A total solar eclipse attracts thousands of people from around the world to a small Western Australian town.

Story Mandy McKeesick  Photo Roger Groom

At 10am on April 20, in the crowded Town Beach park in Exmouth, WA, a cry goes out in Iranian: “It has started, it has started.” The hundreds of people gathered here adorn special glasses and turn their eyes skyward as the moon begins a 3-hour passage across the face of the sun. Three Estonians – Harri Lensen (10th eclipse), Anton Toul (9th eclipse) and Hindrek Lootua (8th eclipse) – move among the crowd with an inflatable globe, pointing to show people where they are from, and periodically strip to briefs and run to the water to cool themselves from the Australian heat. First-timers such as Becky Wheller, wearing a Pink Floyd shirt to commemorate 50 years of The Dark Side of the Moon, wonder what all the fuss is really about but have come here regardless. Families gather at the water’s edge and owners put glasses on their dogs. A cruise ship stands offshore. Moving becomes difficult through a forest of tripods and telescopes and cameras. Crescent shadows appear on the ground. A television crew joins the party.

At 11.25am there is a change. The light becomes brassy. The temperature drops. People report feeling disorientated and unbalanced, and then there is a roar from the crowd as the world goes dark. Stars appear, Jupiter and Venus shine and glasses are tossed aside for a precious 53 seconds as the sun’s corona appears in all the white brilliance of totality. This is why eclipse chasers have come from around the world and this is when first-timers are converted. “I’m shocked and overwhelmed and not sure how to put it into words,” Becky says. “That was one of the most beautiful things I’ve ever seen.”

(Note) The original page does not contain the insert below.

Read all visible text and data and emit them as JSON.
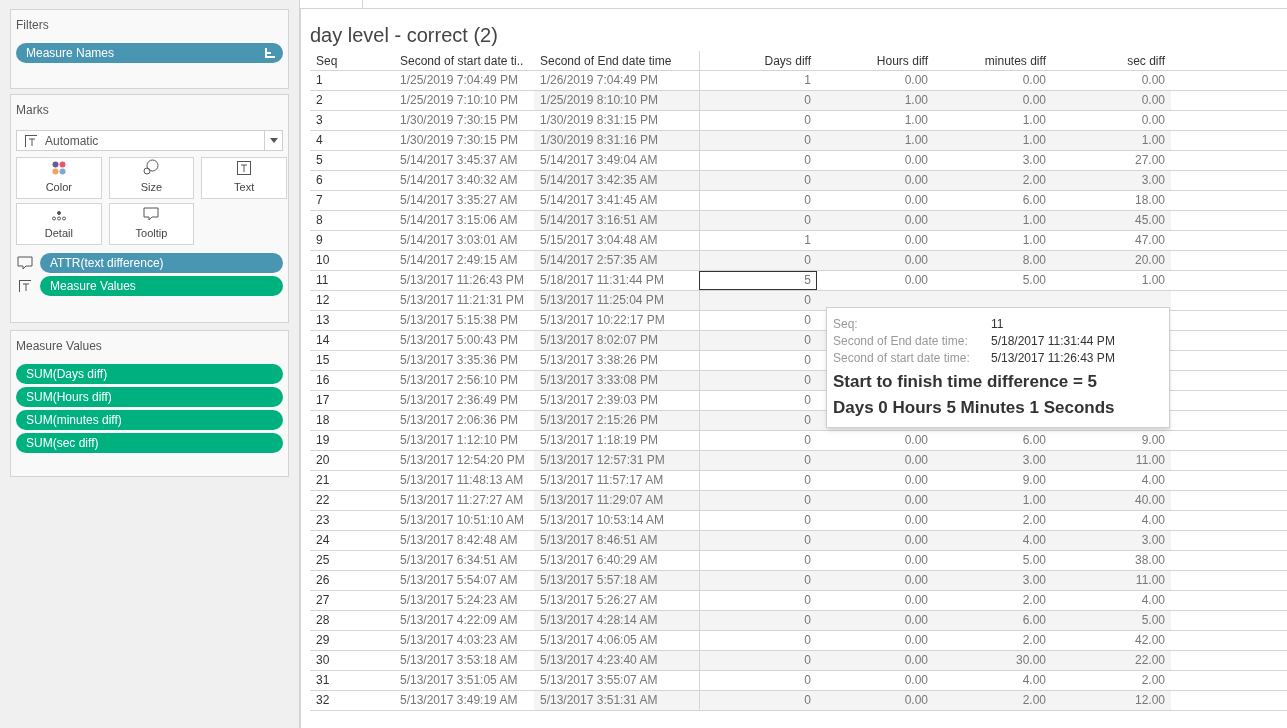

This story excerpt is from Issue #149

Outback Magazine: June/July 2023